- PROBLEM STATEMENT -
Each entry needs to be repeated exactly, with nothing added or removed.

- DATA -
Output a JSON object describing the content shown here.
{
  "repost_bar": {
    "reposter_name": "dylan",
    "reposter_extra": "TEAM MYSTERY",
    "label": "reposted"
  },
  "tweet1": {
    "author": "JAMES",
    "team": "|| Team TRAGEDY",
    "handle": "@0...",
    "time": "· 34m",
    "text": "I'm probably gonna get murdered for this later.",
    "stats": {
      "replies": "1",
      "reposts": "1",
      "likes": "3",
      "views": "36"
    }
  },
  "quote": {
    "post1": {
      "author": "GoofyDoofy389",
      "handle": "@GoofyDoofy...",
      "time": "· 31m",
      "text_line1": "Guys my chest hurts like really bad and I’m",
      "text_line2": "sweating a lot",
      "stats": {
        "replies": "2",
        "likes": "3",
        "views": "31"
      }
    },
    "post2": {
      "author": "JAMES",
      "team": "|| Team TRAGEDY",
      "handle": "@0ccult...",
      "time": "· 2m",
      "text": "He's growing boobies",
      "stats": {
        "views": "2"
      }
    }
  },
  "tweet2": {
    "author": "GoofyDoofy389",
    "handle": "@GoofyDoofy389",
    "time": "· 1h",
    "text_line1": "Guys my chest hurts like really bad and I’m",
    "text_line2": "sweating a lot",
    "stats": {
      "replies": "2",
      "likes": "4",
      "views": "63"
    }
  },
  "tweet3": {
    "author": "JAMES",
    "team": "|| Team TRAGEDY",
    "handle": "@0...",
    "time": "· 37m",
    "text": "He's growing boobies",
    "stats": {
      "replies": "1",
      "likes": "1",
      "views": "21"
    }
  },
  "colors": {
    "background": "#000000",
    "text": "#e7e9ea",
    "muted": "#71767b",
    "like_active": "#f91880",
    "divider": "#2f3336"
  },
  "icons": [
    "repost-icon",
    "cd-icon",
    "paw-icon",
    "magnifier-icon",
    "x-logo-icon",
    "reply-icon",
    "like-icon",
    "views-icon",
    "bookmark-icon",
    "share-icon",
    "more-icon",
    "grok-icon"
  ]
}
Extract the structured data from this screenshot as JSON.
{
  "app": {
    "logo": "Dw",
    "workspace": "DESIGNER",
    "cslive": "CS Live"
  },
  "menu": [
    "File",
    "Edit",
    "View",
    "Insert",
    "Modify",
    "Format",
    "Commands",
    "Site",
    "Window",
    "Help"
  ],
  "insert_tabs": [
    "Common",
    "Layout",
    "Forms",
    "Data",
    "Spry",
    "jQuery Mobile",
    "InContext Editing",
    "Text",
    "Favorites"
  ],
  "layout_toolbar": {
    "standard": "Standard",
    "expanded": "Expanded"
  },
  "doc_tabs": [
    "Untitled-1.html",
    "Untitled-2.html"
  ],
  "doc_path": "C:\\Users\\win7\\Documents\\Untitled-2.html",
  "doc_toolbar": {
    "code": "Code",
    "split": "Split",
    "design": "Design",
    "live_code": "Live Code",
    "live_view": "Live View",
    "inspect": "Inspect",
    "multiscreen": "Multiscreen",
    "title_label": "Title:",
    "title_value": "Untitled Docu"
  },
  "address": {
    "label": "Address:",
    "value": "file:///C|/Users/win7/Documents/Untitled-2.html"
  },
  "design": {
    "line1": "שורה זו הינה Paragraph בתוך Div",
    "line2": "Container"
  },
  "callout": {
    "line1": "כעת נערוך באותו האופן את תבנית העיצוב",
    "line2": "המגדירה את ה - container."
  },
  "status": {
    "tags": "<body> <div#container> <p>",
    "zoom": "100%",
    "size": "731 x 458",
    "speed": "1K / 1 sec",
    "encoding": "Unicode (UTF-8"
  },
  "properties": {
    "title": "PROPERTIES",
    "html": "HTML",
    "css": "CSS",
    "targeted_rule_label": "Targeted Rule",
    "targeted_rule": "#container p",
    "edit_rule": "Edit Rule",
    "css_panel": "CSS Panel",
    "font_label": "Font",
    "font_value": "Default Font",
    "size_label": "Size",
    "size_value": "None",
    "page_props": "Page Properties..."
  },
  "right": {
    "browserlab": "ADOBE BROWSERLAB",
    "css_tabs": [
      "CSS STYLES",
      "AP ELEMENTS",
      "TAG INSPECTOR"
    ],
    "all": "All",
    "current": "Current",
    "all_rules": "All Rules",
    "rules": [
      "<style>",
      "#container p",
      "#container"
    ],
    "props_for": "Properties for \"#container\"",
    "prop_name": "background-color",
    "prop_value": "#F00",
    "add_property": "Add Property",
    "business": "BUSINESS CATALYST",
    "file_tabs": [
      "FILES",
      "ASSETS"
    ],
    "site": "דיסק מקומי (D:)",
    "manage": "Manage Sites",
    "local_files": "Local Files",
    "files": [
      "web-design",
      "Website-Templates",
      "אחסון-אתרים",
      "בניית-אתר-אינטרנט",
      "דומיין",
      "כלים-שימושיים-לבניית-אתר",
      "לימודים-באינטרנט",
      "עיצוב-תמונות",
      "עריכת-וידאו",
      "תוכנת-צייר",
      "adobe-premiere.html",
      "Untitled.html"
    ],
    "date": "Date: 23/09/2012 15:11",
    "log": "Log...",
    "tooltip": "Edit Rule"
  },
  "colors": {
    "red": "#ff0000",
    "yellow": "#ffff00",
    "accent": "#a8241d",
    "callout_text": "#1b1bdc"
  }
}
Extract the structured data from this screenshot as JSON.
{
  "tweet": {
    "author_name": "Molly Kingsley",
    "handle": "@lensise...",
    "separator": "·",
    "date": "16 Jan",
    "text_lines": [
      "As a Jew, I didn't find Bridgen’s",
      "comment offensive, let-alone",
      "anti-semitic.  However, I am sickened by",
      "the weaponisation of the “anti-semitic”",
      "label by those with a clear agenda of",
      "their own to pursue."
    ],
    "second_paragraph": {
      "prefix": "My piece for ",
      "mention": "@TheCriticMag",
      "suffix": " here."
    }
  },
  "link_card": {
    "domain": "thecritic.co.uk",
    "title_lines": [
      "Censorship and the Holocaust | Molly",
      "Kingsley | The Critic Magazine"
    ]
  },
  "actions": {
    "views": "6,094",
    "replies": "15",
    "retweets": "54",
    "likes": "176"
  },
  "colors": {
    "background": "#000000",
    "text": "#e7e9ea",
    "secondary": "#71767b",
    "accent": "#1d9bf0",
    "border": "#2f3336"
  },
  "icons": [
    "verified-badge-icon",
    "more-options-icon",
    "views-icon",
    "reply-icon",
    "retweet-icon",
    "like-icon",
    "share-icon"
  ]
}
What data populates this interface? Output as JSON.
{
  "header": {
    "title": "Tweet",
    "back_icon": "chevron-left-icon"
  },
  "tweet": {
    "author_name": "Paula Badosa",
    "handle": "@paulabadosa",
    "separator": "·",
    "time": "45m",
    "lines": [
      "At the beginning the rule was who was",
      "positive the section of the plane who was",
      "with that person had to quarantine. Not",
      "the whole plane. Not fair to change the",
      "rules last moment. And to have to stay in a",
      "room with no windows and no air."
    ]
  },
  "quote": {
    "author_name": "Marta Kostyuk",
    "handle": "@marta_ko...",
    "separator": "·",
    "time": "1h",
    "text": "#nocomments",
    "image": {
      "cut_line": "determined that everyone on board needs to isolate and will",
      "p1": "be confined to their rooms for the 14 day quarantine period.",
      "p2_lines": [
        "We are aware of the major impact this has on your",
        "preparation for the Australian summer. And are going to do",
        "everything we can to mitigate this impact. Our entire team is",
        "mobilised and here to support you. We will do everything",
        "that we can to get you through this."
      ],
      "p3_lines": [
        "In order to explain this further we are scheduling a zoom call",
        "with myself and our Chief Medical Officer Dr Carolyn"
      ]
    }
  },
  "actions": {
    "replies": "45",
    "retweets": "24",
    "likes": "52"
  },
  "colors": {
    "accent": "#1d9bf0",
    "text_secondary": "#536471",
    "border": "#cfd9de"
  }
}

- OUTPUT FOR THIS EXERCISE -
Output a JSON object describing the content shown here.
{
  "repost_bar": {
    "reposter_name": "dylan",
    "reposter_extra": "TEAM MYSTERY",
    "label": "reposted"
  },
  "tweet1": {
    "author": "JAMES",
    "team": "|| Team TRAGEDY",
    "handle": "@0...",
    "time": "· 34m",
    "text": "I'm probably gonna get murdered for this later.",
    "stats": {
      "replies": "1",
      "reposts": "1",
      "likes": "3",
      "views": "36"
    }
  },
  "quote": {
    "post1": {
      "author": "GoofyDoofy389",
      "handle": "@GoofyDoofy...",
      "time": "· 31m",
      "text_line1": "Guys my chest hurts like really bad and I’m",
      "text_line2": "sweating a lot",
      "stats": {
        "replies": "2",
        "likes": "3",
        "views": "31"
      }
    },
    "post2": {
      "author": "JAMES",
      "team": "|| Team TRAGEDY",
      "handle": "@0ccult...",
      "time": "· 2m",
      "text": "He's growing boobies",
      "stats": {
        "views": "2"
      }
    }
  },
  "tweet2": {
    "author": "GoofyDoofy389",
    "handle": "@GoofyDoofy389",
    "time": "· 1h",
    "text_line1": "Guys my chest hurts like really bad and I’m",
    "text_line2": "sweating a lot",
    "stats": {
      "replies": "2",
      "likes": "4",
      "views": "63"
    }
  },
  "tweet3": {
    "author": "JAMES",
    "team": "|| Team TRAGEDY",
    "handle": "@0...",
    "time": "· 37m",
    "text": "He's growing boobies",
    "stats": {
      "replies": "1",
      "likes": "1",
      "views": "21"
    }
  },
  "colors": {
    "background": "#000000",
    "text": "#e7e9ea",
    "muted": "#71767b",
    "like_active": "#f91880",
    "divider": "#2f3336"
  },
  "icons": [
    "repost-icon",
    "cd-icon",
    "paw-icon",
    "magnifier-icon",
    "x-logo-icon",
    "reply-icon",
    "like-icon",
    "views-icon",
    "bookmark-icon",
    "share-icon",
    "more-icon",
    "grok-icon"
  ]
}
Extract the structured data from this screenshot as JSON.
{
  "app": {
    "logo": "Dw",
    "workspace": "DESIGNER",
    "cslive": "CS Live"
  },
  "menu": [
    "File",
    "Edit",
    "View",
    "Insert",
    "Modify",
    "Format",
    "Commands",
    "Site",
    "Window",
    "Help"
  ],
  "insert_tabs": [
    "Common",
    "Layout",
    "Forms",
    "Data",
    "Spry",
    "jQuery Mobile",
    "InContext Editing",
    "Text",
    "Favorites"
  ],
  "layout_toolbar": {
    "standard": "Standard",
    "expanded": "Expanded"
  },
  "doc_tabs": [
    "Untitled-1.html",
    "Untitled-2.html"
  ],
  "doc_path": "C:\\Users\\win7\\Documents\\Untitled-2.html",
  "doc_toolbar": {
    "code": "Code",
    "split": "Split",
    "design": "Design",
    "live_code": "Live Code",
    "live_view": "Live View",
    "inspect": "Inspect",
    "multiscreen": "Multiscreen",
    "title_label": "Title:",
    "title_value": "Untitled Docu"
  },
  "address": {
    "label": "Address:",
    "value": "file:///C|/Users/win7/Documents/Untitled-2.html"
  },
  "design": {
    "line1": "שורה זו הינה Paragraph בתוך Div",
    "line2": "Container"
  },
  "callout": {
    "line1": "כעת נערוך באותו האופן את תבנית העיצוב",
    "line2": "המגדירה את ה - container."
  },
  "status": {
    "tags": "<body> <div#container> <p>",
    "zoom": "100%",
    "size": "731 x 458",
    "speed": "1K / 1 sec",
    "encoding": "Unicode (UTF-8"
  },
  "properties": {
    "title": "PROPERTIES",
    "html": "HTML",
    "css": "CSS",
    "targeted_rule_label": "Targeted Rule",
    "targeted_rule": "#container p",
    "edit_rule": "Edit Rule",
    "css_panel": "CSS Panel",
    "font_label": "Font",
    "font_value": "Default Font",
    "size_label": "Size",
    "size_value": "None",
    "page_props": "Page Properties..."
  },
  "right": {
    "browserlab": "ADOBE BROWSERLAB",
    "css_tabs": [
      "CSS STYLES",
      "AP ELEMENTS",
      "TAG INSPECTOR"
    ],
    "all": "All",
    "current": "Current",
    "all_rules": "All Rules",
    "rules": [
      "<style>",
      "#container p",
      "#container"
    ],
    "props_for": "Properties for \"#container\"",
    "prop_name": "background-color",
    "prop_value": "#F00",
    "add_property": "Add Property",
    "business": "BUSINESS CATALYST",
    "file_tabs": [
      "FILES",
      "ASSETS"
    ],
    "site": "דיסק מקומי (D:)",
    "manage": "Manage Sites",
    "local_files": "Local Files",
    "files": [
      "web-design",
      "Website-Templates",
      "אחסון-אתרים",
      "בניית-אתר-אינטרנט",
      "דומיין",
      "כלים-שימושיים-לבניית-אתר",
      "לימודים-באינטרנט",
      "עיצוב-תמונות",
      "עריכת-וידאו",
      "תוכנת-צייר",
      "adobe-premiere.html",
      "Untitled.html"
    ],
    "date": "Date: 23/09/2012 15:11",
    "log": "Log...",
    "tooltip": "Edit Rule"
  },
  "colors": {
    "red": "#ff0000",
    "yellow": "#ffff00",
    "accent": "#a8241d",
    "callout_text": "#1b1bdc"
  }
}
Extract the structured data from this screenshot as JSON.
{
  "tweet": {
    "author_name": "Molly Kingsley",
    "handle": "@lensise...",
    "separator": "·",
    "date": "16 Jan",
    "text_lines": [
      "As a Jew, I didn't find Bridgen’s",
      "comment offensive, let-alone",
      "anti-semitic.  However, I am sickened by",
      "the weaponisation of the “anti-semitic”",
      "label by those with a clear agenda of",
      "their own to pursue."
    ],
    "second_paragraph": {
      "prefix": "My piece for ",
      "mention": "@TheCriticMag",
      "suffix": " here."
    }
  },
  "link_card": {
    "domain": "thecritic.co.uk",
    "title_lines": [
      "Censorship and the Holocaust | Molly",
      "Kingsley | The Critic Magazine"
    ]
  },
  "actions": {
    "views": "6,094",
    "replies": "15",
    "retweets": "54",
    "likes": "176"
  },
  "colors": {
    "background": "#000000",
    "text": "#e7e9ea",
    "secondary": "#71767b",
    "accent": "#1d9bf0",
    "border": "#2f3336"
  },
  "icons": [
    "verified-badge-icon",
    "more-options-icon",
    "views-icon",
    "reply-icon",
    "retweet-icon",
    "like-icon",
    "share-icon"
  ]
}
What data populates this interface? Output as JSON.
{
  "header": {
    "title": "Tweet",
    "back_icon": "chevron-left-icon"
  },
  "tweet": {
    "author_name": "Paula Badosa",
    "handle": "@paulabadosa",
    "separator": "·",
    "time": "45m",
    "lines": [
      "At the beginning the rule was who was",
      "positive the section of the plane who was",
      "with that person had to quarantine. Not",
      "the whole plane. Not fair to change the",
      "rules last moment. And to have to stay in a",
      "room with no windows and no air."
    ]
  },
  "quote": {
    "author_name": "Marta Kostyuk",
    "handle": "@marta_ko...",
    "separator": "·",
    "time": "1h",
    "text": "#nocomments",
    "image": {
      "cut_line": "determined that everyone on board needs to isolate and will",
      "p1": "be confined to their rooms for the 14 day quarantine period.",
      "p2_lines": [
        "We are aware of the major impact this has on your",
        "preparation for the Australian summer. And are going to do",
        "everything we can to mitigate this impact. Our entire team is",
        "mobilised and here to support you. We will do everything",
        "that we can to get you through this."
      ],
      "p3_lines": [
        "In order to explain this further we are scheduling a zoom call",
        "with myself and our Chief Medical Officer Dr Carolyn"
      ]
    }
  },
  "actions": {
    "replies": "45",
    "retweets": "24",
    "likes": "52"
  },
  "colors": {
    "accent": "#1d9bf0",
    "text_secondary": "#536471",
    "border": "#cfd9de"
  }
}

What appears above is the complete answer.